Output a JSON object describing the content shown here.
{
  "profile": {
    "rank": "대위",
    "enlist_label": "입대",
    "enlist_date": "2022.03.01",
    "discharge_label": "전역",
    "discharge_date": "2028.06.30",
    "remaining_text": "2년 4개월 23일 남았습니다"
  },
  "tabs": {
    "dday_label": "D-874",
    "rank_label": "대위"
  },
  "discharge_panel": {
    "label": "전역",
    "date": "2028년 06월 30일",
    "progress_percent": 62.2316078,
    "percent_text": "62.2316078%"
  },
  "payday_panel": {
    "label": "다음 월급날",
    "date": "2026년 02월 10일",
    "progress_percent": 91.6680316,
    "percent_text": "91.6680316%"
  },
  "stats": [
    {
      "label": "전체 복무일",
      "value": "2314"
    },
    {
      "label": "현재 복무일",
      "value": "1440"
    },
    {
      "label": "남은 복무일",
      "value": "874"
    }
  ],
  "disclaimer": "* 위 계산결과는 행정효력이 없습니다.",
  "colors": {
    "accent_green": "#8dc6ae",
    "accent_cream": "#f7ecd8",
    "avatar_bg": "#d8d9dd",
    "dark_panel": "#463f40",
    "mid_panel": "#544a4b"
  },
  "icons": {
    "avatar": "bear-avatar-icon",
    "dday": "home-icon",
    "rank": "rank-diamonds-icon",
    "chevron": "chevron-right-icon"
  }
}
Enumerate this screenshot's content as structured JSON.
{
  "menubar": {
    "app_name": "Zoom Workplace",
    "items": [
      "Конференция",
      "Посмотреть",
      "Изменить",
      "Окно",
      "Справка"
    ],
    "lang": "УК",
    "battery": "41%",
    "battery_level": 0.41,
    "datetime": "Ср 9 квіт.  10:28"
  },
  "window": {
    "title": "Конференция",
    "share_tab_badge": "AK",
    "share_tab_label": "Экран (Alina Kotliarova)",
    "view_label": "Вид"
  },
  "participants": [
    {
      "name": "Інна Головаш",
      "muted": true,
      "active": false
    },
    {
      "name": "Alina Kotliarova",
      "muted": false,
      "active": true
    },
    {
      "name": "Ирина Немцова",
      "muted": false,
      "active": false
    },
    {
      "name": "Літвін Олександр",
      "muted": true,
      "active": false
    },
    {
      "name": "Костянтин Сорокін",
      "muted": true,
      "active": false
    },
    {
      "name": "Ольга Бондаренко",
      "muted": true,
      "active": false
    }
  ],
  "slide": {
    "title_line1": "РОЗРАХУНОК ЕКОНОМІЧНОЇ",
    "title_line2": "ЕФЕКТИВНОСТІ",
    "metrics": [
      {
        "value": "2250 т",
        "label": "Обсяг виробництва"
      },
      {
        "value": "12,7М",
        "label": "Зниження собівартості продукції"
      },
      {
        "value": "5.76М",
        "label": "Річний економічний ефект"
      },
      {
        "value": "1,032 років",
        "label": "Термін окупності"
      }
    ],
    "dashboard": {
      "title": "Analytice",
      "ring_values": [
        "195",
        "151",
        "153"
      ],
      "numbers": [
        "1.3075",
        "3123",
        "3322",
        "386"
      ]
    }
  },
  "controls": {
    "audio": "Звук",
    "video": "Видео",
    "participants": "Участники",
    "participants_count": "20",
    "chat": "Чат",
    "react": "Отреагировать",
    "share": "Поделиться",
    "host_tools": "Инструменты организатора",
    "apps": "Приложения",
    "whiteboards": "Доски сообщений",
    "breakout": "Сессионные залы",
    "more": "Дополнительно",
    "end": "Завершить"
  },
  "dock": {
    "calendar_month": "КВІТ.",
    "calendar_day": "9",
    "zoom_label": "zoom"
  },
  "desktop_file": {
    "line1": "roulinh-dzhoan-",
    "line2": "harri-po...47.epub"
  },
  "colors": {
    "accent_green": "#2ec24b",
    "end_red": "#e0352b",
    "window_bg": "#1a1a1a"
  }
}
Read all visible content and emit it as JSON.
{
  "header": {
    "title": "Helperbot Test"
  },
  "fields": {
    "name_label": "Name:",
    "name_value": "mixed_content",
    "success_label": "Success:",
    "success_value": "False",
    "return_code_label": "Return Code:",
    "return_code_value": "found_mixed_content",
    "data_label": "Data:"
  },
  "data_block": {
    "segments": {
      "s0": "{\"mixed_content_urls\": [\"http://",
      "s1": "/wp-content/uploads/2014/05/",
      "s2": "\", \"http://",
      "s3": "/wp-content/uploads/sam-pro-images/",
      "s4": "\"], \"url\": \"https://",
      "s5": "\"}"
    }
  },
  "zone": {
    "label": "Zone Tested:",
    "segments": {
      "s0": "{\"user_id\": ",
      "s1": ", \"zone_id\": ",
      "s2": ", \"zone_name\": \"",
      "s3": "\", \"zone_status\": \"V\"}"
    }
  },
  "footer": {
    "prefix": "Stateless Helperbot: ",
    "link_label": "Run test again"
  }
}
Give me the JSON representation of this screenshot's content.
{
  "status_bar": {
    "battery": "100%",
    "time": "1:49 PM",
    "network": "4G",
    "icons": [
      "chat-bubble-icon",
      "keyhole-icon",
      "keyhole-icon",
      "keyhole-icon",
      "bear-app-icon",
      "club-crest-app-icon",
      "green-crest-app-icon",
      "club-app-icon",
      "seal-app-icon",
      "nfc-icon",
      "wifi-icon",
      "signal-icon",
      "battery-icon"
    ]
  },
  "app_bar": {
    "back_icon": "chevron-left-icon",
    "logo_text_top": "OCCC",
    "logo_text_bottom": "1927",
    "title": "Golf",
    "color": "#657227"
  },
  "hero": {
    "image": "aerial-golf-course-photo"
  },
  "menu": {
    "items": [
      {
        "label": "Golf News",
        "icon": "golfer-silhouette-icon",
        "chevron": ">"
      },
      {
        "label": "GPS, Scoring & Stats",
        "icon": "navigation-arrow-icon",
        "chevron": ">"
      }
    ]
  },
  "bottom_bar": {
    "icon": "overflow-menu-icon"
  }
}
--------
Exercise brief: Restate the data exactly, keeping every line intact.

Task response:
Output a JSON object describing the content shown here.
{
  "profile": {
    "rank": "대위",
    "enlist_label": "입대",
    "enlist_date": "2022.03.01",
    "discharge_label": "전역",
    "discharge_date": "2028.06.30",
    "remaining_text": "2년 4개월 23일 남았습니다"
  },
  "tabs": {
    "dday_label": "D-874",
    "rank_label": "대위"
  },
  "discharge_panel": {
    "label": "전역",
    "date": "2028년 06월 30일",
    "progress_percent": 62.2316078,
    "percent_text": "62.2316078%"
  },
  "payday_panel": {
    "label": "다음 월급날",
    "date": "2026년 02월 10일",
    "progress_percent": 91.6680316,
    "percent_text": "91.6680316%"
  },
  "stats": [
    {
      "label": "전체 복무일",
      "value": "2314"
    },
    {
      "label": "현재 복무일",
      "value": "1440"
    },
    {
      "label": "남은 복무일",
      "value": "874"
    }
  ],
  "disclaimer": "* 위 계산결과는 행정효력이 없습니다.",
  "colors": {
    "accent_green": "#8dc6ae",
    "accent_cream": "#f7ecd8",
    "avatar_bg": "#d8d9dd",
    "dark_panel": "#463f40",
    "mid_panel": "#544a4b"
  },
  "icons": {
    "avatar": "bear-avatar-icon",
    "dday": "home-icon",
    "rank": "rank-diamonds-icon",
    "chevron": "chevron-right-icon"
  }
}
Enumerate this screenshot's content as structured JSON.
{
  "menubar": {
    "app_name": "Zoom Workplace",
    "items": [
      "Конференция",
      "Посмотреть",
      "Изменить",
      "Окно",
      "Справка"
    ],
    "lang": "УК",
    "battery": "41%",
    "battery_level": 0.41,
    "datetime": "Ср 9 квіт.  10:28"
  },
  "window": {
    "title": "Конференция",
    "share_tab_badge": "AK",
    "share_tab_label": "Экран (Alina Kotliarova)",
    "view_label": "Вид"
  },
  "participants": [
    {
      "name": "Інна Головаш",
      "muted": true,
      "active": false
    },
    {
      "name": "Alina Kotliarova",
      "muted": false,
      "active": true
    },
    {
      "name": "Ирина Немцова",
      "muted": false,
      "active": false
    },
    {
      "name": "Літвін Олександр",
      "muted": true,
      "active": false
    },
    {
      "name": "Костянтин Сорокін",
      "muted": true,
      "active": false
    },
    {
      "name": "Ольга Бондаренко",
      "muted": true,
      "active": false
    }
  ],
  "slide": {
    "title_line1": "РОЗРАХУНОК ЕКОНОМІЧНОЇ",
    "title_line2": "ЕФЕКТИВНОСТІ",
    "metrics": [
      {
        "value": "2250 т",
        "label": "Обсяг виробництва"
      },
      {
        "value": "12,7М",
        "label": "Зниження собівартості продукції"
      },
      {
        "value": "5.76М",
        "label": "Річний економічний ефект"
      },
      {
        "value": "1,032 років",
        "label": "Термін окупності"
      }
    ],
    "dashboard": {
      "title": "Analytice",
      "ring_values": [
        "195",
        "151",
        "153"
      ],
      "numbers": [
        "1.3075",
        "3123",
        "3322",
        "386"
      ]
    }
  },
  "controls": {
    "audio": "Звук",
    "video": "Видео",
    "participants": "Участники",
    "participants_count": "20",
    "chat": "Чат",
    "react": "Отреагировать",
    "share": "Поделиться",
    "host_tools": "Инструменты организатора",
    "apps": "Приложения",
    "whiteboards": "Доски сообщений",
    "breakout": "Сессионные залы",
    "more": "Дополнительно",
    "end": "Завершить"
  },
  "dock": {
    "calendar_month": "КВІТ.",
    "calendar_day": "9",
    "zoom_label": "zoom"
  },
  "desktop_file": {
    "line1": "roulinh-dzhoan-",
    "line2": "harri-po...47.epub"
  },
  "colors": {
    "accent_green": "#2ec24b",
    "end_red": "#e0352b",
    "window_bg": "#1a1a1a"
  }
}
Read all visible content and emit it as JSON.
{
  "header": {
    "title": "Helperbot Test"
  },
  "fields": {
    "name_label": "Name:",
    "name_value": "mixed_content",
    "success_label": "Success:",
    "success_value": "False",
    "return_code_label": "Return Code:",
    "return_code_value": "found_mixed_content",
    "data_label": "Data:"
  },
  "data_block": {
    "segments": {
      "s0": "{\"mixed_content_urls\": [\"http://",
      "s1": "/wp-content/uploads/2014/05/",
      "s2": "\", \"http://",
      "s3": "/wp-content/uploads/sam-pro-images/",
      "s4": "\"], \"url\": \"https://",
      "s5": "\"}"
    }
  },
  "zone": {
    "label": "Zone Tested:",
    "segments": {
      "s0": "{\"user_id\": ",
      "s1": ", \"zone_id\": ",
      "s2": ", \"zone_name\": \"",
      "s3": "\", \"zone_status\": \"V\"}"
    }
  },
  "footer": {
    "prefix": "Stateless Helperbot: ",
    "link_label": "Run test again"
  }
}
Give me the JSON representation of this screenshot's content.
{
  "status_bar": {
    "battery": "100%",
    "time": "1:49 PM",
    "network": "4G",
    "icons": [
      "chat-bubble-icon",
      "keyhole-icon",
      "keyhole-icon",
      "keyhole-icon",
      "bear-app-icon",
      "club-crest-app-icon",
      "green-crest-app-icon",
      "club-app-icon",
      "seal-app-icon",
      "nfc-icon",
      "wifi-icon",
      "signal-icon",
      "battery-icon"
    ]
  },
  "app_bar": {
    "back_icon": "chevron-left-icon",
    "logo_text_top": "OCCC",
    "logo_text_bottom": "1927",
    "title": "Golf",
    "color": "#657227"
  },
  "hero": {
    "image": "aerial-golf-course-photo"
  },
  "menu": {
    "items": [
      {
        "label": "Golf News",
        "icon": "golfer-silhouette-icon",
        "chevron": ">"
      },
      {
        "label": "GPS, Scoring & Stats",
        "icon": "navigation-arrow-icon",
        "chevron": ">"
      }
    ]
  },
  "bottom_bar": {
    "icon": "overflow-menu-icon"
  }
}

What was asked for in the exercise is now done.